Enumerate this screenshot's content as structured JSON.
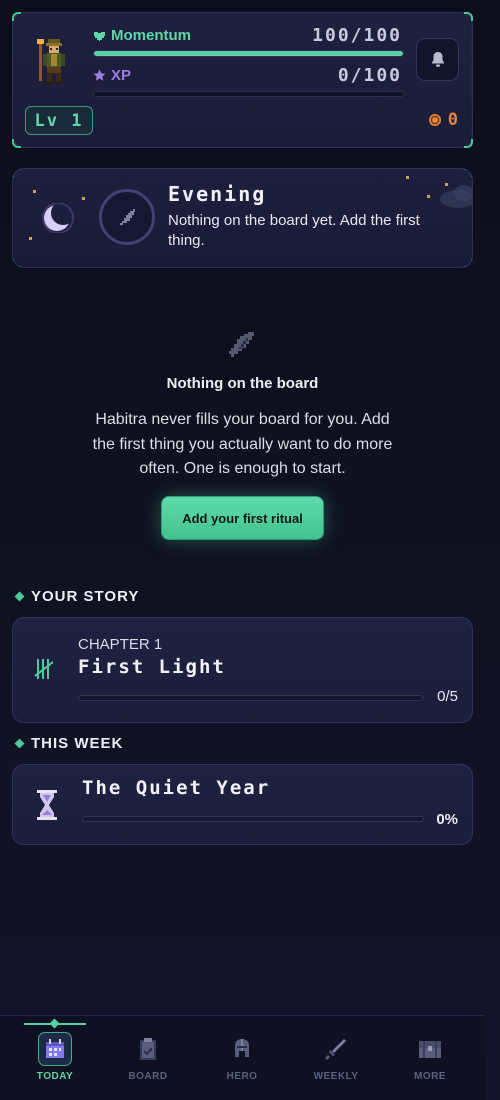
{
  "hero": {
    "momentum_label": "Momentum",
    "momentum_value": "100/100",
    "momentum_fraction": 1.0,
    "xp_label": "XP",
    "xp_value": "0/100",
    "xp_fraction": 0.0,
    "level": "Lv 1",
    "coins": "0"
  },
  "time_of_day": {
    "title": "Evening",
    "description": "Nothing on the board yet. Add the first thing."
  },
  "empty_state": {
    "title": "Nothing on the board",
    "description": "Habitra never fills your board for you. Add the first thing you actually want to do more often. One is enough to start.",
    "cta": "Add your first ritual"
  },
  "story": {
    "header": "YOUR STORY",
    "chapter": "CHAPTER 1",
    "title": "First Light",
    "progress": "0/5",
    "progress_fraction": 0.0
  },
  "week": {
    "header": "THIS WEEK",
    "title": "The Quiet Year",
    "progress": "0%",
    "progress_fraction": 0.0
  },
  "nav": {
    "items": [
      {
        "label": "TODAY",
        "icon": "calendar-icon",
        "active": true
      },
      {
        "label": "BOARD",
        "icon": "clipboard-icon",
        "active": false
      },
      {
        "label": "HERO",
        "icon": "helmet-icon",
        "active": false
      },
      {
        "label": "WEEKLY",
        "icon": "sword-icon",
        "active": false
      },
      {
        "label": "MORE",
        "icon": "chest-icon",
        "active": false
      }
    ]
  },
  "colors": {
    "accent": "#4fcb9a",
    "xp": "#9b7fe0",
    "coin": "#e8843a",
    "background": "#0d0f1d"
  }
}
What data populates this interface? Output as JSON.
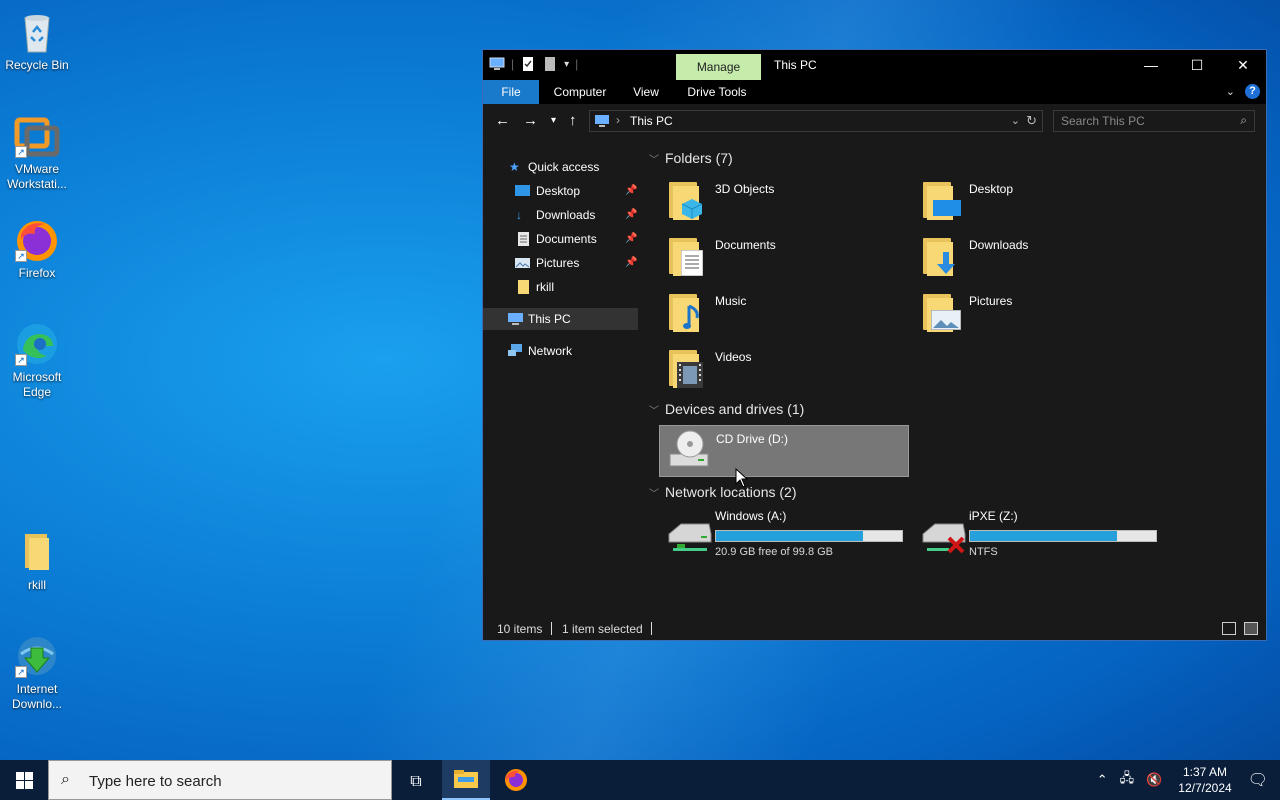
{
  "desktop": {
    "icons": [
      {
        "label": "Recycle Bin"
      },
      {
        "label": "VMware\nWorkstati..."
      },
      {
        "label": "Firefox"
      },
      {
        "label": "Microsoft\nEdge"
      },
      {
        "label": "rkill"
      },
      {
        "label": "Internet\nDownlo..."
      }
    ]
  },
  "window": {
    "contextual_tab": "Manage",
    "title": "This PC",
    "ribbon_tabs": [
      "File",
      "Computer",
      "View",
      "Drive Tools"
    ],
    "address": {
      "path": "This PC"
    },
    "search": {
      "placeholder": "Search This PC"
    },
    "nav": {
      "quick_access": "Quick access",
      "quick_items": [
        {
          "label": "Desktop",
          "icon": "desktop-icon",
          "pinned": true
        },
        {
          "label": "Downloads",
          "icon": "downloads-icon",
          "pinned": true
        },
        {
          "label": "Documents",
          "icon": "documents-icon",
          "pinned": true
        },
        {
          "label": "Pictures",
          "icon": "pictures-icon",
          "pinned": true
        },
        {
          "label": "rkill",
          "icon": "folder-icon",
          "pinned": false
        }
      ],
      "this_pc": "This PC",
      "network": "Network"
    },
    "folders_header": "Folders (7)",
    "folders": [
      "3D Objects",
      "Desktop",
      "Documents",
      "Downloads",
      "Music",
      "Pictures",
      "Videos"
    ],
    "devices_header": "Devices and drives (1)",
    "devices": [
      {
        "name": "CD Drive (D:)"
      }
    ],
    "network_header": "Network locations (2)",
    "network_locations": [
      {
        "name": "Windows (A:)",
        "detail": "20.9 GB free of 99.8 GB",
        "used_fraction": 0.79
      },
      {
        "name": "iPXE (Z:)",
        "detail": "NTFS",
        "used_fraction": 0.79
      }
    ],
    "status": {
      "items": "10 items",
      "selected": "1 item selected"
    }
  },
  "taskbar": {
    "search_placeholder": "Type here to search",
    "time": "1:37 AM",
    "date": "12/7/2024"
  },
  "colors": {
    "accent": "#1979ca",
    "manage_tab": "#c6ecac",
    "drive_bar": "#26a0da",
    "window_bg": "#191919"
  }
}
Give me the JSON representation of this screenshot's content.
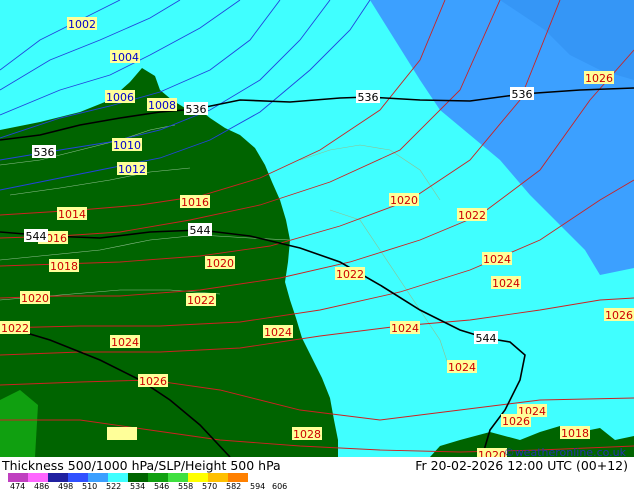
{
  "title": "Thickness 500/1000 hPa/SLP/Height 500 hPa",
  "datetime": "Fr 20-02-2026 12:00 UTC (00+12)",
  "credit": "©weatheronline.co.uk",
  "legend": {
    "ticks": [
      "474",
      "486",
      "498",
      "510",
      "522",
      "534",
      "546",
      "558",
      "570",
      "582",
      "594",
      "606"
    ],
    "colors": [
      "#c040c0",
      "#ff66ff",
      "#2020a0",
      "#3050ff",
      "#3ca0ff",
      "#40ffff",
      "#006400",
      "#10a010",
      "#40e040",
      "#ffff00",
      "#ffc000",
      "#ff8000"
    ]
  },
  "colors": {
    "thickness_534_546": "#40ffff",
    "thickness_522_534": "#3ca0ff",
    "land": "#006400",
    "isobar_high": "#cc2222",
    "isobar_low": "#2244dd",
    "height_500": "#000000"
  },
  "isobar_labels": [
    {
      "text": "1002",
      "kind": "low"
    },
    {
      "text": "1004",
      "kind": "low"
    },
    {
      "text": "1006",
      "kind": "low"
    },
    {
      "text": "1008",
      "kind": "low"
    },
    {
      "text": "1010",
      "kind": "low"
    },
    {
      "text": "1012",
      "kind": "low"
    },
    {
      "text": "1014",
      "kind": "high"
    },
    {
      "text": "1016",
      "kind": "high"
    },
    {
      "text": "1016",
      "kind": "high"
    },
    {
      "text": "1018",
      "kind": "high"
    },
    {
      "text": "1018",
      "kind": "high"
    },
    {
      "text": "1020",
      "kind": "high"
    },
    {
      "text": "1020",
      "kind": "high"
    },
    {
      "text": "1020",
      "kind": "high"
    },
    {
      "text": "1020",
      "kind": "high"
    },
    {
      "text": "1022",
      "kind": "high"
    },
    {
      "text": "1022",
      "kind": "high"
    },
    {
      "text": "1022",
      "kind": "high"
    },
    {
      "text": "1022",
      "kind": "high"
    },
    {
      "text": "1024",
      "kind": "high"
    },
    {
      "text": "1024",
      "kind": "high"
    },
    {
      "text": "1024",
      "kind": "high"
    },
    {
      "text": "1024",
      "kind": "high"
    },
    {
      "text": "1024",
      "kind": "high"
    },
    {
      "text": "1024",
      "kind": "high"
    },
    {
      "text": "1024",
      "kind": "high"
    },
    {
      "text": "1026",
      "kind": "high"
    },
    {
      "text": "1026",
      "kind": "high"
    },
    {
      "text": "1026",
      "kind": "high"
    },
    {
      "text": "1026",
      "kind": "high"
    },
    {
      "text": "1028",
      "kind": "high"
    }
  ],
  "height_labels": [
    "536",
    "536",
    "536",
    "536",
    "544",
    "544",
    "544"
  ]
}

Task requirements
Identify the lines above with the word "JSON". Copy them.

Written solution
Enumerate this screenshot's content as structured JSON.
What data populates this interface? Output as JSON.
Give me the JSON representation of this screenshot's content.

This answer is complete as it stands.